An exact copy of every entry is needed, without any of the pictures.

### Data records:
^^^^^^^^^^^^^^^^

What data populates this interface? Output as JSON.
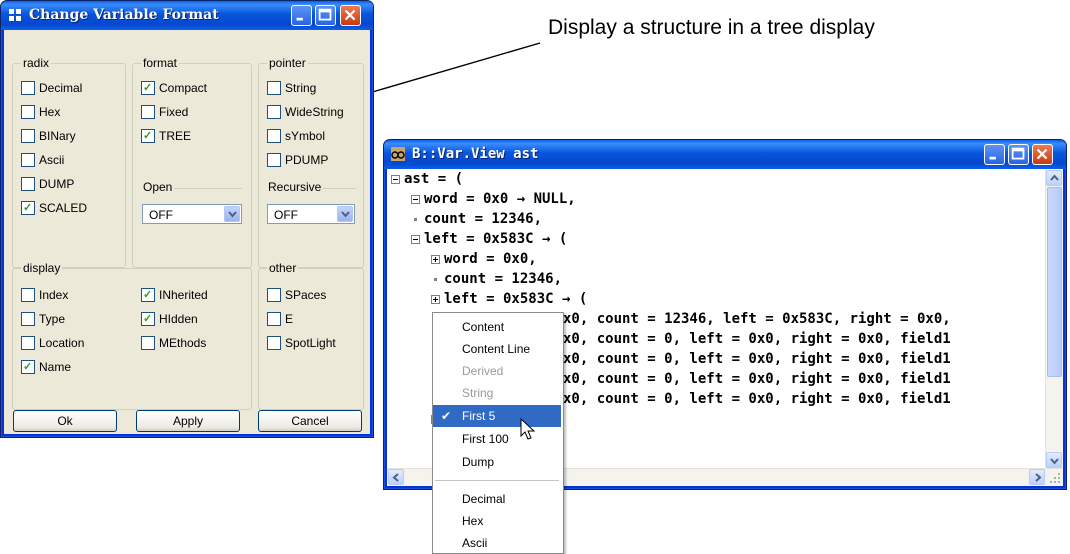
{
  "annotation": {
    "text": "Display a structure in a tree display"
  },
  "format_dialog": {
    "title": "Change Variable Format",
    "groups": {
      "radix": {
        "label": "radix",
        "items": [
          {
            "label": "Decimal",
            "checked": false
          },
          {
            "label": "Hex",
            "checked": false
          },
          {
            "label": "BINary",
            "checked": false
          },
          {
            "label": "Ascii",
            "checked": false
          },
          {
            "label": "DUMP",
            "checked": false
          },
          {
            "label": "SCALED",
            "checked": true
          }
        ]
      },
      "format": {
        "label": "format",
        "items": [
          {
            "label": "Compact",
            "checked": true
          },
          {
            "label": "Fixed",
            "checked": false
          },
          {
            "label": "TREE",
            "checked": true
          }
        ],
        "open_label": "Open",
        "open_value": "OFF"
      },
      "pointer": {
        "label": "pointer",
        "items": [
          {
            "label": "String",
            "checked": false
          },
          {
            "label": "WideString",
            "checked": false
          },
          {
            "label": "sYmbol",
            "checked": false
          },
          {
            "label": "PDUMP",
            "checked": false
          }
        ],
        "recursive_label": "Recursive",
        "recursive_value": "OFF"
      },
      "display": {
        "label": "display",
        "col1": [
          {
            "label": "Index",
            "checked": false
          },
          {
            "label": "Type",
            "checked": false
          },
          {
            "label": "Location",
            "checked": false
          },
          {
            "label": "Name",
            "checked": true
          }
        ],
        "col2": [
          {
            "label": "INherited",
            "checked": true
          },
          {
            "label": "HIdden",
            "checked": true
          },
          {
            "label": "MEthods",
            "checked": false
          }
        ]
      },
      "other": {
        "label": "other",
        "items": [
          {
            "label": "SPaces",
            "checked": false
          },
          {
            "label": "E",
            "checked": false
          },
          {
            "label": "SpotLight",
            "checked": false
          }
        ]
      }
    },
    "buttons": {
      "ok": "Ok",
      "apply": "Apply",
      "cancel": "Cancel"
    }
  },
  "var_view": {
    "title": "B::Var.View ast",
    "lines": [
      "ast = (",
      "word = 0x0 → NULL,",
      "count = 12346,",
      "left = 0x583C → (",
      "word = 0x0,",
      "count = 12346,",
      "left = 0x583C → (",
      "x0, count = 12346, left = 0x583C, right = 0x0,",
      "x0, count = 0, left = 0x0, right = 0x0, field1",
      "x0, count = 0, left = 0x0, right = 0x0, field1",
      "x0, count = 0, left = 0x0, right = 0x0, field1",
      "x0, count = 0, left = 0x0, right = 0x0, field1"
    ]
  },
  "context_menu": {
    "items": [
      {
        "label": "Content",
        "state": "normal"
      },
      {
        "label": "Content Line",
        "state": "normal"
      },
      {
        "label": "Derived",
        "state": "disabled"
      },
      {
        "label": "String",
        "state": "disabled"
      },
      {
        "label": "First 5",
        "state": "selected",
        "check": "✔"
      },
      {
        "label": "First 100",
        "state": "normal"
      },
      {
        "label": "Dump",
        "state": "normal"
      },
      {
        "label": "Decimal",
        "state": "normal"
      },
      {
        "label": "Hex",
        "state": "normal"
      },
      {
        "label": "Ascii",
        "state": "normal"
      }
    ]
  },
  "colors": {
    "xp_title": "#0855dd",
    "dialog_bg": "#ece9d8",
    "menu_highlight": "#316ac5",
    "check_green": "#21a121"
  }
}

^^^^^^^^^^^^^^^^

### Written answer:
What data populates this interface? Output as JSON.
{
  "annotation": {
    "text": "Display a structure in a tree display"
  },
  "format_dialog": {
    "title": "Change Variable Format",
    "groups": {
      "radix": {
        "label": "radix",
        "items": [
          {
            "label": "Decimal",
            "checked": false
          },
          {
            "label": "Hex",
            "checked": false
          },
          {
            "label": "BINary",
            "checked": false
          },
          {
            "label": "Ascii",
            "checked": false
          },
          {
            "label": "DUMP",
            "checked": false
          },
          {
            "label": "SCALED",
            "checked": true
          }
        ]
      },
      "format": {
        "label": "format",
        "items": [
          {
            "label": "Compact",
            "checked": true
          },
          {
            "label": "Fixed",
            "checked": false
          },
          {
            "label": "TREE",
            "checked": true
          }
        ],
        "open_label": "Open",
        "open_value": "OFF"
      },
      "pointer": {
        "label": "pointer",
        "items": [
          {
            "label": "String",
            "checked": false
          },
          {
            "label": "WideString",
            "checked": false
          },
          {
            "label": "sYmbol",
            "checked": false
          },
          {
            "label": "PDUMP",
            "checked": false
          }
        ],
        "recursive_label": "Recursive",
        "recursive_value": "OFF"
      },
      "display": {
        "label": "display",
        "col1": [
          {
            "label": "Index",
            "checked": false
          },
          {
            "label": "Type",
            "checked": false
          },
          {
            "label": "Location",
            "checked": false
          },
          {
            "label": "Name",
            "checked": true
          }
        ],
        "col2": [
          {
            "label": "INherited",
            "checked": true
          },
          {
            "label": "HIdden",
            "checked": true
          },
          {
            "label": "MEthods",
            "checked": false
          }
        ]
      },
      "other": {
        "label": "other",
        "items": [
          {
            "label": "SPaces",
            "checked": false
          },
          {
            "label": "E",
            "checked": false
          },
          {
            "label": "SpotLight",
            "checked": false
          }
        ]
      }
    },
    "buttons": {
      "ok": "Ok",
      "apply": "Apply",
      "cancel": "Cancel"
    }
  },
  "var_view": {
    "title": "B::Var.View ast",
    "lines": [
      "ast = (",
      "word = 0x0 → NULL,",
      "count = 12346,",
      "left = 0x583C → (",
      "word = 0x0,",
      "count = 12346,",
      "left = 0x583C → (",
      "x0, count = 12346, left = 0x583C, right = 0x0,",
      "x0, count = 0, left = 0x0, right = 0x0, field1",
      "x0, count = 0, left = 0x0, right = 0x0, field1",
      "x0, count = 0, left = 0x0, right = 0x0, field1",
      "x0, count = 0, left = 0x0, right = 0x0, field1"
    ]
  },
  "context_menu": {
    "items": [
      {
        "label": "Content",
        "state": "normal"
      },
      {
        "label": "Content Line",
        "state": "normal"
      },
      {
        "label": "Derived",
        "state": "disabled"
      },
      {
        "label": "String",
        "state": "disabled"
      },
      {
        "label": "First 5",
        "state": "selected",
        "check": "✔"
      },
      {
        "label": "First 100",
        "state": "normal"
      },
      {
        "label": "Dump",
        "state": "normal"
      },
      {
        "label": "Decimal",
        "state": "normal"
      },
      {
        "label": "Hex",
        "state": "normal"
      },
      {
        "label": "Ascii",
        "state": "normal"
      }
    ]
  },
  "colors": {
    "xp_title": "#0855dd",
    "dialog_bg": "#ece9d8",
    "menu_highlight": "#316ac5",
    "check_green": "#21a121"
  }
}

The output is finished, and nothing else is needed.